NB – likely to be the most affected families who participated.

[Dunngalvin, Allergy 2020]

Systemic onset JIA

Features

  • Prolonged pyrexia (see below)
  • Intermittent characteristic rash (see below)
  • Raised CRP, ESR, ferritin (esp over 1000 – also haemophagocytic syndromes, haemochromatosis, liver disorders, malignancy)
  • Poor response to IVIG (cf Kawasakis)
  • Leucocytosis (neutrophilia, can be leukaemoid)
  • Thrombocytosis
  • Arthritis
  • Hepatosplenomegaly
  • Generalised lymphadenopathy
  • Pericarditis

Can be systemically very unwell and potentially life threatening complications may occur early in the disease course (eg pericarditis, macrophage activation syndrome or HLH, sepsis). See the Big Sick film from Netflix. Start high dose corticosteroids after careful exclusion of other diagnoses, especially infection, Kawasaki disease, and malignancy – difficult when arthritis is absent! But maybe you have to look harder…
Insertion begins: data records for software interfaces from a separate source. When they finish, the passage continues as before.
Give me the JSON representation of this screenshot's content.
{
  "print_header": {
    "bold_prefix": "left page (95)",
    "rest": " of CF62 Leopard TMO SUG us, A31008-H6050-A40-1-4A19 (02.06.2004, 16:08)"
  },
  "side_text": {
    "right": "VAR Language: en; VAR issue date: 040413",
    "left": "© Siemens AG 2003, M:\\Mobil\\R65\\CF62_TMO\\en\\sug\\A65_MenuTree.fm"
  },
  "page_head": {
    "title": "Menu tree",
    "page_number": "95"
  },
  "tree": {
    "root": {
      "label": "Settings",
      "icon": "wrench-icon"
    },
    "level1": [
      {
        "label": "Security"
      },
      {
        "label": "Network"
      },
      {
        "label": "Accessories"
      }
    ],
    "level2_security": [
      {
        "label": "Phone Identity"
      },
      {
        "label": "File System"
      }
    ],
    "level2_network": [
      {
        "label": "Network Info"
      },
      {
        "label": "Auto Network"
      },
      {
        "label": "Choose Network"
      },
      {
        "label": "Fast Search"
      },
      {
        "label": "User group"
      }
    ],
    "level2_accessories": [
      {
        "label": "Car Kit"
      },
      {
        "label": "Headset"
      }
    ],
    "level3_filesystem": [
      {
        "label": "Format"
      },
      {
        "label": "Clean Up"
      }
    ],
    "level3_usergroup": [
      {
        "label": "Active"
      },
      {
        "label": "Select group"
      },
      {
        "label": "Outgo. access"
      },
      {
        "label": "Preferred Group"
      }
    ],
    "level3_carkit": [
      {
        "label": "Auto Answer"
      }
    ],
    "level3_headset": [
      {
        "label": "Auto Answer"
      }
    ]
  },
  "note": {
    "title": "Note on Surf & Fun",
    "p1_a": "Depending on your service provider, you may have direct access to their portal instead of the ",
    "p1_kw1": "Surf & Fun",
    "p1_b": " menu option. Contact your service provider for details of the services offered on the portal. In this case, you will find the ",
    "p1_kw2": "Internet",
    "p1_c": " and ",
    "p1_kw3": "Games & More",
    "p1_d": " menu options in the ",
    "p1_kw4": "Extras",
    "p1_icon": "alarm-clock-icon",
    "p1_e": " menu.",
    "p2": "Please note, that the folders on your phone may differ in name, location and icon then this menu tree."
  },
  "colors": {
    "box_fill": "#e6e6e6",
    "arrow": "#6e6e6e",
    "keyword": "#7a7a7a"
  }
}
Systemic features may predate the arthritis by several weeks and occasionally longer. Typically involves small joints of the hands and wrists, ankles, hips, knees, and cervical spine – about 30% ultimately develop severe polyarthritis.

There are no pathognomic tests or agreed diagnostic criteria for SOJIA! Classic features:

  • quotidian (=daily) evening spiking temperature, that returns to or falls below baseline by the morning.
  • Rash is faint, salmon pink maculopapular, most obvious during pyrexia. Usually not on the face so easily missed – typically on the trunk, inner thigh and axillae, especially on areas of trauma or pressure (Koebner phenomenon).

Treat with IV methylprednisolone pulses (30mg/kg over 4 hours, max 1g, once daily for 3 days) and ibuprofen (seems better than piroxicam for SOJIA!). Oral prednisolone may then be used while methotrexate is introduced.